|The roads were really pretty tame. Lots of good lines and hardly any chunky gravel. |
|It is too wet and chilly for planting now. The only activity I saw was this farmer moving some feed for cattle.|
I tried riding from the house and then down Sergeant Road bicycle trail to Aker Road and then I thought I'd go to Quarry Road and see how it was going there for me. I also needed a 'nature break', so I thought maybe that might happen there as well. The roads were fantastic. Lots of good lines due to the recent wet weather and hardly any chunky gravel sectors, although there were a few.
|Quarry Road looking East|
|I finally stopped here near the intersection of Quarry Road and Kimbal Avenue.|
I got to Quarry Road and just kept going East from that point. I felt pretty good, and the southeasterly headwind was no big deal. I kept pedaling until I found a bridge over a tributary of Miller Creek and there I stopped, finally, for that long awaited 'nature break'. It's tougher to find discrete places to take care of business when the crops are out!
|A little respite from the winds was provided by these woods near the intersection of Dysart Road and Quarry Road.|
|It has been a few years since I've seen standing water from rainfall in ditches!|

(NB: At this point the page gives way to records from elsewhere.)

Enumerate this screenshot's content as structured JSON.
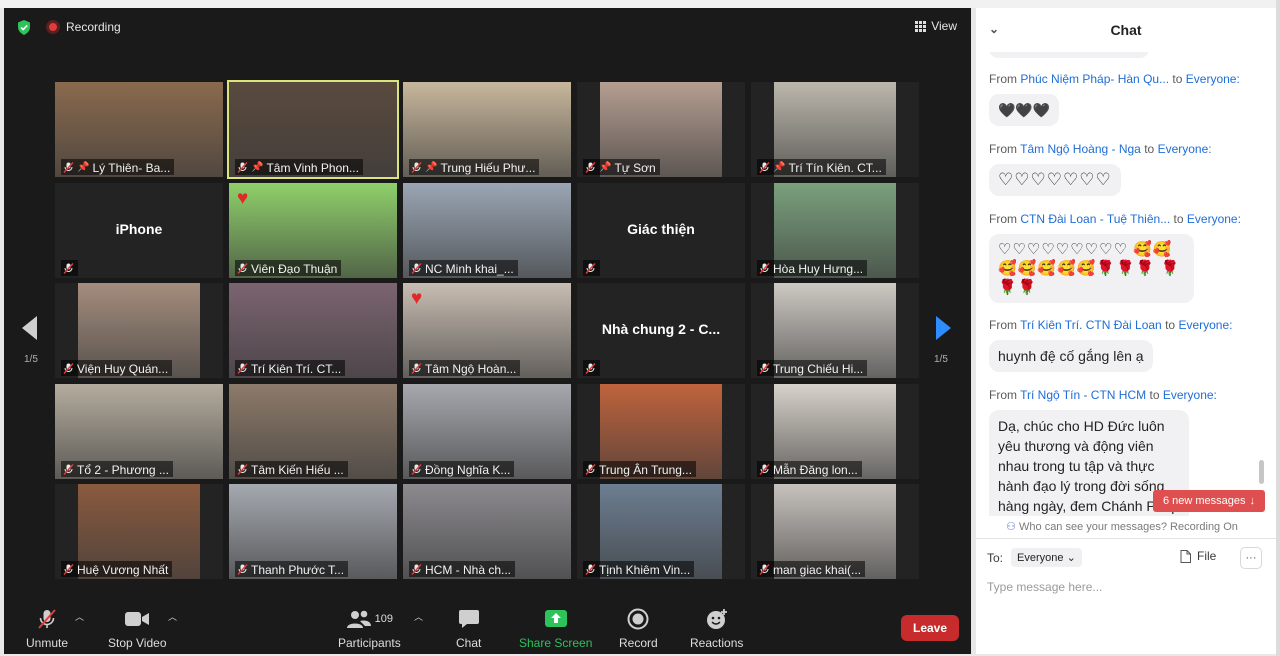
{
  "topbar": {
    "recording_label": "Recording",
    "view_label": "View"
  },
  "grid": {
    "page_left": "1/5",
    "page_right": "1/5",
    "tiles": [
      {
        "name": "Lý Thiên- Ba...",
        "pinned": true,
        "photo": "#8a6a4e"
      },
      {
        "name": "Tâm Vinh Phon...",
        "pinned": true,
        "photo": "#5a4a3e",
        "active": true
      },
      {
        "name": "Trung Hiếu Phư...",
        "pinned": true,
        "photo": "#c8b79c"
      },
      {
        "name": "Tự Sơn",
        "pinned": true,
        "photo": "#b59e91"
      },
      {
        "name": "Trí Tín Kiên. CT...",
        "pinned": true,
        "photo": "#bcb7ac"
      },
      {
        "name": "",
        "label": "iPhone"
      },
      {
        "name": "Viên Đạo Thuận",
        "photo": "#8fd06a",
        "heart": true
      },
      {
        "name": "NC Minh khai_...",
        "photo": "#9aa6b4"
      },
      {
        "name": "",
        "label": "Giác thiện"
      },
      {
        "name": "Hòa Huy Hưng...",
        "photo": "#7aa07d"
      },
      {
        "name": "Viện Huy Quán...",
        "photo": "#a48d7d"
      },
      {
        "name": "Trí Kiên Trí. CT...",
        "photo": "#7c6470"
      },
      {
        "name": "Tâm Ngộ Hoàn...",
        "photo": "#c8bdb2",
        "heart": true
      },
      {
        "name": "",
        "label": "Nhà chung 2 - C..."
      },
      {
        "name": "Trung Chiếu Hi...",
        "photo": "#cdc9c3"
      },
      {
        "name": "Tổ 2 - Phương ...",
        "photo": "#b4ac9e"
      },
      {
        "name": "Tâm Kiến Hiếu ...",
        "photo": "#8d7a6a"
      },
      {
        "name": "Đồng Nghĩa K...",
        "photo": "#a7a8ae"
      },
      {
        "name": "Trung Ân Trung...",
        "photo": "#c0633c"
      },
      {
        "name": "Mẫn Đăng lon...",
        "photo": "#d7d2ca"
      },
      {
        "name": "Huệ Vương Nhất",
        "photo": "#8a5a3e"
      },
      {
        "name": "Thanh Phước T...",
        "photo": "#a5a9b0"
      },
      {
        "name": "HCM - Nhà ch...",
        "photo": "#8c8a8e"
      },
      {
        "name": "Tịnh Khiêm Vin...",
        "photo": "#6c7e91"
      },
      {
        "name": "man giac khai(...",
        "photo": "#c7c2bd"
      }
    ]
  },
  "toolbar": {
    "unmute": "Unmute",
    "stop_video": "Stop Video",
    "participants": "Participants",
    "participant_count": "109",
    "chat": "Chat",
    "share_screen": "Share Screen",
    "record": "Record",
    "reactions": "Reactions",
    "leave": "Leave"
  },
  "chat": {
    "title": "Chat",
    "messages": [
      {
        "from_word": "From",
        "sender": "Phúc Niệm Pháp- Hàn Qu...",
        "to_word": "to",
        "recipient": "Everyone:",
        "text": "🖤🖤🖤"
      },
      {
        "from_word": "From",
        "sender": "Tâm Ngộ Hoàng - Nga",
        "to_word": "to",
        "recipient": "Everyone:",
        "text": "♡♡♡♡♡♡♡"
      },
      {
        "from_word": "From",
        "sender": "CTN Đài Loan - Tuệ Thiên...",
        "to_word": "to",
        "recipient": "Everyone:",
        "text": "♡♡♡♡♡♡♡♡♡ 🥰🥰🥰🥰🥰🥰🥰🌹🌹🌹 🌹🌹🌹"
      },
      {
        "from_word": "From",
        "sender": "Trí Kiên Trí. CTN Đài Loan",
        "to_word": "to",
        "recipient": "Everyone:",
        "text": "huynh đệ cố gắng lên ạ"
      },
      {
        "from_word": "From",
        "sender": "Trí Ngộ Tín - CTN HCM",
        "to_word": "to",
        "recipient": "Everyone:",
        "text": "Dạ, chúc cho HD Đức luôn yêu thương và động viên nhau trong tu tập và thực hành đạo lý trong đời sống hàng ngày, đem Chánh Pháp"
      }
    ],
    "new_messages": "6 new messages",
    "visibility_note": "Who can see your messages? Recording On",
    "to_label": "To:",
    "to_value": "Everyone",
    "file_label": "File",
    "more_label": "···",
    "input_placeholder": "Type message here..."
  }
}
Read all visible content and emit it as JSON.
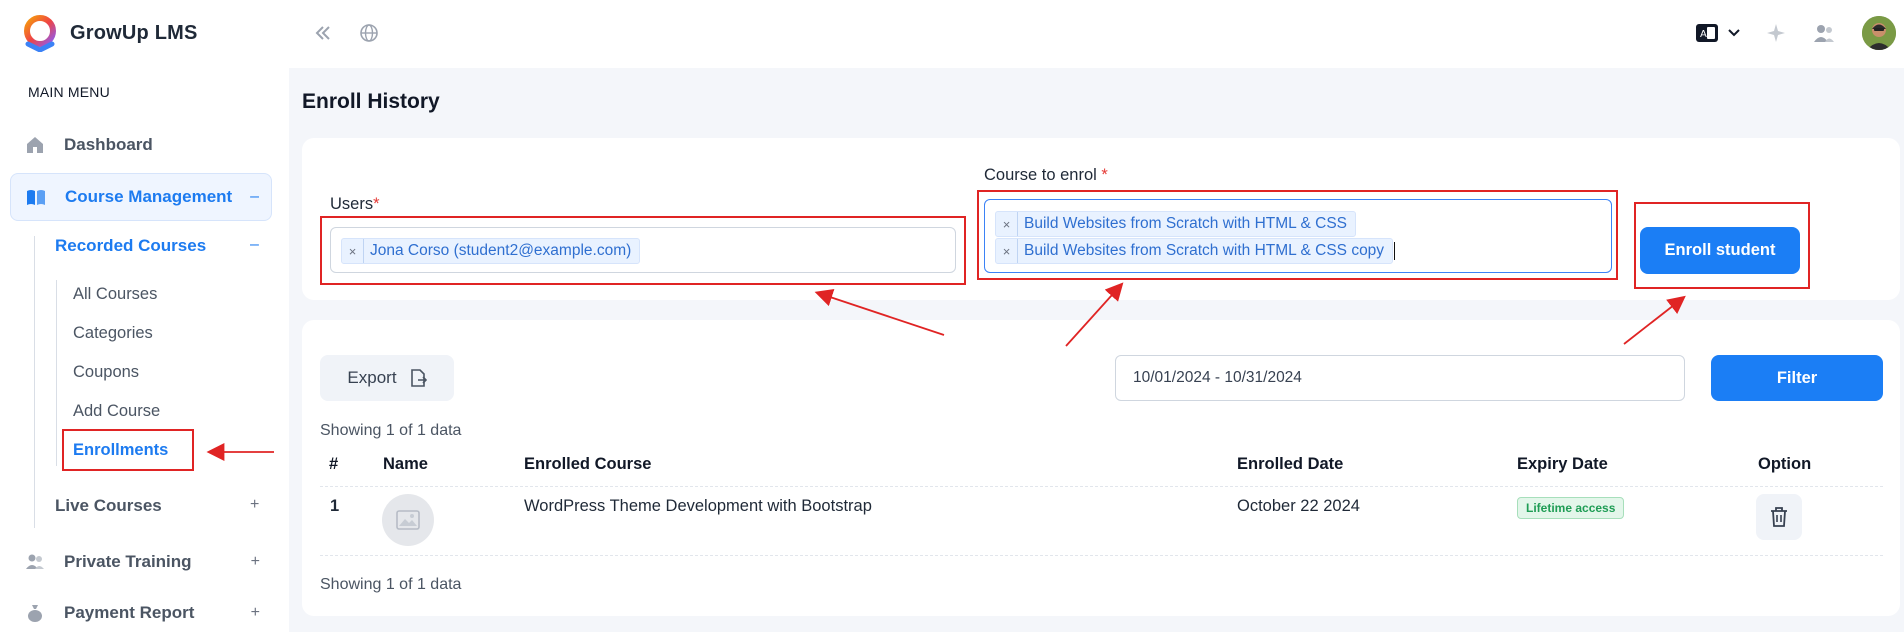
{
  "brand": {
    "name": "GrowUp LMS"
  },
  "sidebar": {
    "menu_title": "MAIN MENU",
    "items": [
      {
        "label": "Dashboard",
        "icon": "home-icon"
      },
      {
        "label": "Course Management",
        "icon": "book-icon",
        "sign": "–",
        "active": true
      },
      {
        "label": "Private Training",
        "icon": "users-icon",
        "sign": "+"
      },
      {
        "label": "Payment Report",
        "icon": "money-bag-icon",
        "sign": "+"
      }
    ],
    "sub": {
      "recorded": {
        "label": "Recorded Courses",
        "sign": "–"
      },
      "live": {
        "label": "Live Courses",
        "sign": "+"
      },
      "leaves": [
        "All Courses",
        "Categories",
        "Coupons",
        "Add Course",
        "Enrollments"
      ]
    }
  },
  "header": {
    "icons": [
      "collapse-sidebar-icon",
      "globe-icon",
      "language-icon",
      "chevron-down-icon",
      "sparkle-icon",
      "users-icon",
      "avatar"
    ]
  },
  "page": {
    "title": "Enroll History"
  },
  "enroll_form": {
    "users_label": "Users",
    "required_mark": "*",
    "users_selected": [
      "Jona Corso (student2@example.com)"
    ],
    "course_label": "Course to enrol",
    "courses_selected": [
      "Build Websites from Scratch with HTML & CSS",
      "Build Websites from Scratch with HTML & CSS copy"
    ],
    "chip_remove": "×",
    "submit_label": "Enroll student"
  },
  "toolbar": {
    "export_label": "Export",
    "date_range": "10/01/2024 - 10/31/2024",
    "filter_label": "Filter"
  },
  "table": {
    "showing_top": "Showing 1 of 1 data",
    "showing_bottom": "Showing 1 of 1 data",
    "columns": [
      "#",
      "Name",
      "Enrolled Course",
      "Enrolled Date",
      "Expiry Date",
      "Option"
    ],
    "rows": [
      {
        "index": "1",
        "course": "WordPress Theme Development with Bootstrap",
        "enrolled_date": "October 22 2024",
        "expiry": "Lifetime access"
      }
    ]
  },
  "colors": {
    "accent": "#1b7ef5",
    "annotation": "#e02424",
    "success": "#1f9d55"
  }
}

I had decided that I would try to get to Foulk Road at this point and then North to its intersection with the Cedar Valley Nature Trail. From there I'd have bike trail back almost to my home. But first I had to weather a few more miles of headwind and hills to get there.
Once I turned North on to Foulk Road, I was out of that headwind, but Foulk was covered in more chunky gravel than any of the other roads that I had been on so far, so it was basically a wash. But that was okay as I had on the WTB Raddler tires, which are really squared off tires, and those rode over the loose rocks just fine.
|A rough looking shack seen along Foulk Road.|
|I only had to ride about a mile of the CVNT to get to Evansdale.|
Once Foulk Road crosses HWY 218, it turns to a chip seal road until you get a couple more miles in and then it dead ends at the CVNT. Here I turned left and went about a mile before crossing the Cedar River. Just before the bridge I saw a figure crouched alongside the trail ahead in the distance. A rider with bike trouble? Nope! It was a woman taking her leisure during a 'nature break' of her own. What can you do? I just waved politely and kept on moving. She returned the wave. Life goes on....
|The Cedar River as seen from the dike near Evansdale. The river hasn't been this high in two and a half years. |
I wound my way through Evansdale on bike paths and the designated bike lane until I got to the riverside trail which leads from the outskirts of Evansdale to down town Waterloo. Then it was an easy six or seven blocks to the house, and that was the end of the ride.
I got in a solid two and a half hours on the ol' single speed Orange Crush. It was a very nice outing. Not too much of anything, and I was happy I got to ride for more than two hours.